Source material Block Start
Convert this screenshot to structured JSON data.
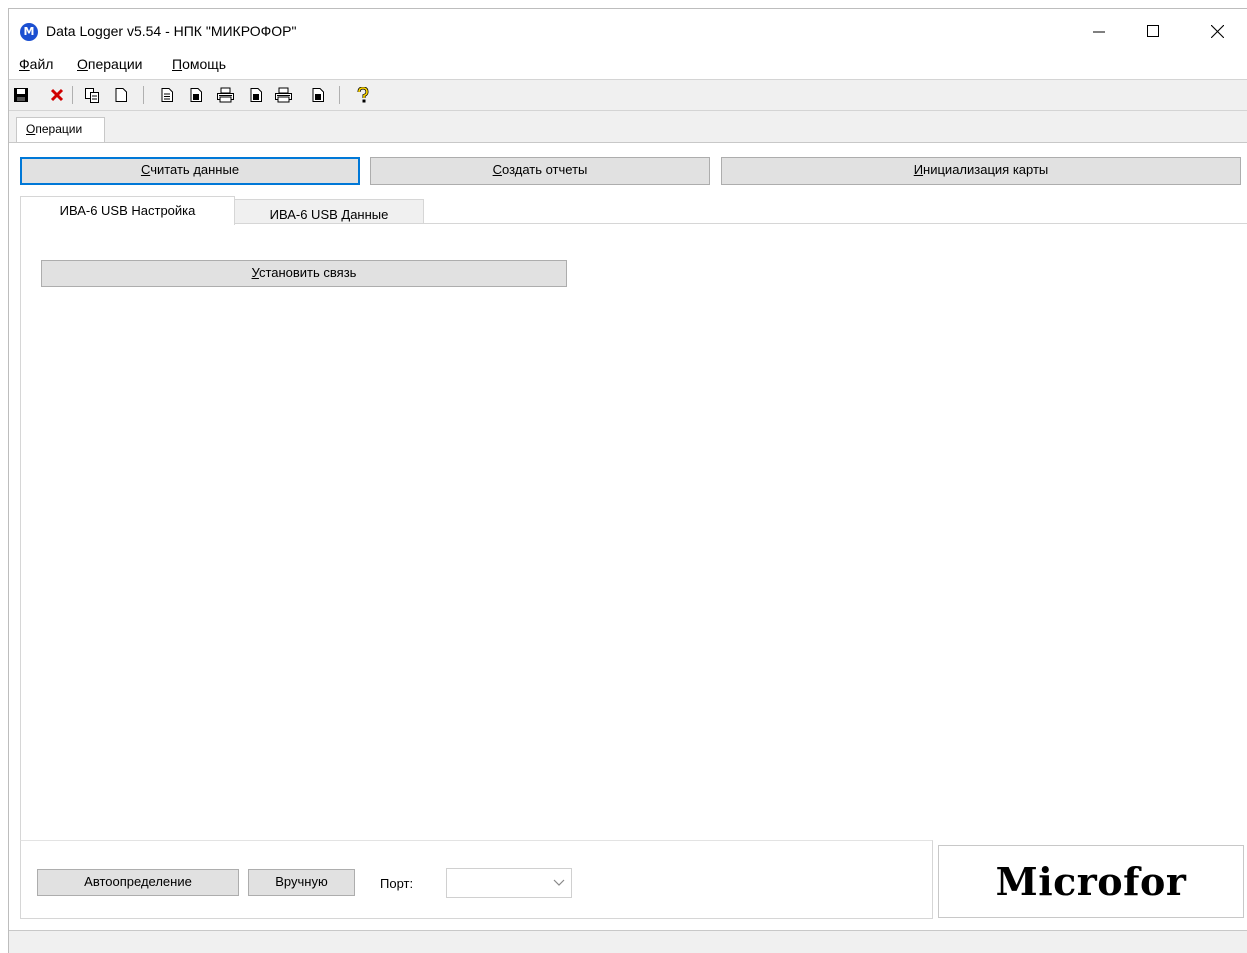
{
  "window": {
    "title": "Data Logger v5.54  -  НПК \"МИКРОФОР\"",
    "icon_letter": "M"
  },
  "menu": {
    "file": {
      "underline": "Ф",
      "rest": "айл"
    },
    "operations": {
      "underline": "О",
      "rest": "перации"
    },
    "help": {
      "underline": "П",
      "rest": "омощь"
    }
  },
  "toolbar": {
    "icons": [
      "save-icon",
      "delete-icon",
      "copy-icon",
      "new-doc-icon",
      "document-icon",
      "document-dark-icon",
      "print-icon",
      "document-dark-icon",
      "print-icon",
      "document-dark-icon",
      "help-icon"
    ]
  },
  "outer_tab": {
    "underline": "О",
    "rest": "перации"
  },
  "actions": {
    "read": {
      "underline": "С",
      "rest": "читать данные"
    },
    "report": {
      "underline": "С",
      "rest": "оздать отчеты"
    },
    "init": {
      "underline": "И",
      "rest": "нициализация карты"
    }
  },
  "tabs": {
    "setup": "ИВА-6 USB Настройка",
    "data": "ИВА-6 USB Данные"
  },
  "connect": {
    "underline": "У",
    "rest": "становить связь"
  },
  "bottom": {
    "auto": "Автоопределение",
    "manual": "Вручную",
    "port_label": "Порт:",
    "port_value": ""
  },
  "logo": {
    "text": "Microfor"
  },
  "colors": {
    "focus": "#0078d7",
    "button_bg": "#e1e1e1",
    "panel_bg": "#f0f0f0"
  }
}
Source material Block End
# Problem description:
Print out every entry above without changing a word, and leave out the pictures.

# Answer box:
Convert this screenshot to structured JSON data.
{
  "window": {
    "title": "Data Logger v5.54  -  НПК \"МИКРОФОР\"",
    "icon_letter": "M"
  },
  "menu": {
    "file": {
      "underline": "Ф",
      "rest": "айл"
    },
    "operations": {
      "underline": "О",
      "rest": "перации"
    },
    "help": {
      "underline": "П",
      "rest": "омощь"
    }
  },
  "toolbar": {
    "icons": [
      "save-icon",
      "delete-icon",
      "copy-icon",
      "new-doc-icon",
      "document-icon",
      "document-dark-icon",
      "print-icon",
      "document-dark-icon",
      "print-icon",
      "document-dark-icon",
      "help-icon"
    ]
  },
  "outer_tab": {
    "underline": "О",
    "rest": "перации"
  },
  "actions": {
    "read": {
      "underline": "С",
      "rest": "читать данные"
    },
    "report": {
      "underline": "С",
      "rest": "оздать отчеты"
    },
    "init": {
      "underline": "И",
      "rest": "нициализация карты"
    }
  },
  "tabs": {
    "setup": "ИВА-6 USB Настройка",
    "data": "ИВА-6 USB Данные"
  },
  "connect": {
    "underline": "У",
    "rest": "становить связь"
  },
  "bottom": {
    "auto": "Автоопределение",
    "manual": "Вручную",
    "port_label": "Порт:",
    "port_value": ""
  },
  "logo": {
    "text": "Microfor"
  },
  "colors": {
    "focus": "#0078d7",
    "button_bg": "#e1e1e1",
    "panel_bg": "#f0f0f0"
  }
}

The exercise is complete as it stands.